[3] Matter of Soriano, Int. Dec. No. 3289, 1996 WL 426888, 1997 WL 159795 (A.G. Feb. 21, 1997).

[4] No. 97-4050.

[5] The TPCR were triggered on October 9, 1996 for a one year period when the INS Commissioner, acting on behalf of the Attorney General, notified Congress of the Attorney General's intention to invoke the rules. See Matter of Noble, Int. Dec. 330 1, 1997 WL 61453 (BIA 1997). They were reinvoked for an additional year, and now are in effect until October 1998. See 74 Int.Rel. 1552 (Oct. 10, 1997).

[6] Pub.L. 104-208, Div. C, Title III, § 303(b), 110 Stat. 3009-587 (1996), reprinted following 8 U.S.C.A. § 1226 (1997 Supp.).

[7] 8 C.F.R. § 236.1(d) (Mar. 6, 1997). References to regulations dated March 6, 1997 are to those provisions promulgated to implement changes in the Act made by the Illegal Immigration Reform and Immigrant Responsibility Act of 1996, Pub.L. No. 104-208, Div. C, Title III-A, 110 Stat. 3009 (Sept. 30, 1996). The regulations were published in the Federal Register on March 6, 1997. See 62 Fed.Reg. 10312, 1997 WL 93131 (Mar. 6, 1997).

[8] See Hazzard v. INS, 951 F.2d 435, 440 n. 4 (1st Cir. 1991); Rivera v. INS, 791 F.2d 1202, 1205 (5th Cir.1986); see also United States ex rel. Accardi v. Shaughnessy, 347 U.S. 260, 266, 74 S. Ct. 499, 98 L.Ed. 681(1954).

[9] See, e.g., Salazar v. Reich, 940 F. Supp. 96, 98 (S.D.N.Y.1996).

[10] Id. at 99 (citing United States v. LaVallee, 312 F.2d 308, 309 (2d Cir.1963)).

[11] Resp.Br. 15; Pet.Br. 18; see St. John v. McElroy, 917 F. Supp. 243, 249-50 (S.D.N.Y.1996) (INS hearing officer empowered only to apply relevant regulations, "not to hold that due process required that the parole decision be transferred to another decisionmaker"); Matter of C-, Int. Dec. 3180, 1992 WL 200361 (BIA 1992).

[12] Resp.Br. 15 (citing Johnpoll v. Thornburgh, 898 F.2d 849, 850-51 (2d Cir.1990)).

[13] Id. (citing Johnpoll v. Thornburgh, 898 F.2d at 851).

[14] See Landon v. Plasencia, 459 U.S. 21, 32, 103 S. Ct. 321, 74 L. Ed. 2d 21 (1982) (resident alien "entitled to a fair hearing when threatened with deportation").

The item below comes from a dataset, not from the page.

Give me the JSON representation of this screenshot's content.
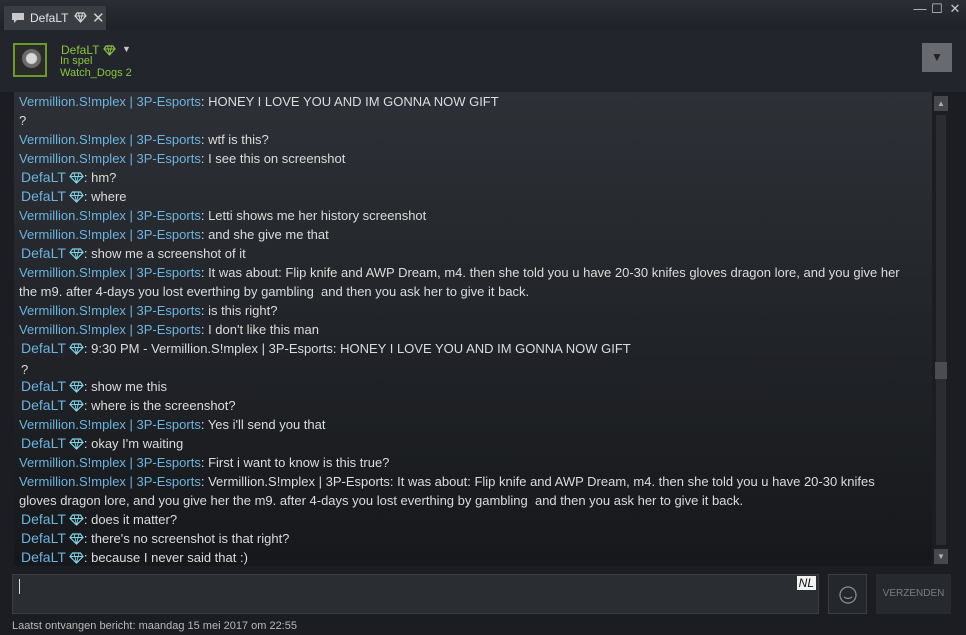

[15] 424 U.S. 319, 96 S. Ct. 893, 47 L. Ed. 2d 18 (1976).

[16] Id. at 335.

[17] St. John, 917 F. Supp. at 250.

[18] Id. at 251.

[19] Id. See also Cruz-Taveras v. McElroy, No. 96 Civ. 5068(MBM), 1996 WL 455012, at *6 (S.D.N.Y. Aug. 13, 1996) (expressing concern over "`cookie cutter' parole adjudication" by INS, indicating that INS may be "affording alien parole applicants considerably less than the individualized consideration that due process requires").

[20] See Graham v. Richardson, 403 U.S. 365, 372, 91 S. Ct. 1848, 29 L. Ed. 2d 534 (1971) (quoting United States v. Carolene Products Co., 304 U.S. 144, 152-53, 58 S. Ct. 778, 82 L. Ed. 1234 (1938)). This is not to say, however, that federal actions affecting lawful resident aliens are subject to strict constitutional scrutiny. As explained in Abreu v. Callahan, 971 F. Supp. 799, 810-15 (S.D.N.Y.1997), they ordinarily are not.

[21] See Cruz-Taveras, 1996 WL 455012, at *7 (noting that IJs conduct bond hearings in deportation proceedings daily and that such hearings typically last 10 to 15 minutes).

[22] That is not to say that petitioner concedes that the decision maker need not take testimonial evidence. He is free to make such an argument to the IJ, who will have to decide whether there are any material issues of fact and, if so, decide in the first instance whether the resolution of any such issues requires the taking of testimony. The Court notes that in the analogous context of bail determinations, district courts have broad discretion in determining the manner in which they gather the information pertinent to pretrial detention decisions. See, e.g., United States v. Martir, 782 F.2d 1141, 1145 (2d Cir.1986).

[23] Alba v. McElroy, No. 96 Civ. 8748(DLC), 1996 WL 695811, at *3-4 (S.D.N.Y. Dec.4, 1996) (Cote, J.); Thomas v. McElroy, No. 96 Civ. 5065(JSM), 1996 WL 487953, at *4 (S.D.N.Y. Aug.27, 1996) (Martin, J.); Cruz-Taveras, 1996 WL 455012, at *5-6 (Mukasey, J.); St. John, 917 F. Supp. at 243 (Wood, J.)

[24] Garcia v. U.S., 96 Civ. 4061(BSJ), 1996 WL 412018 (S.D.N.Y. July 22, 1996).

[25] 8 C.F.R. § 3.5 (1998).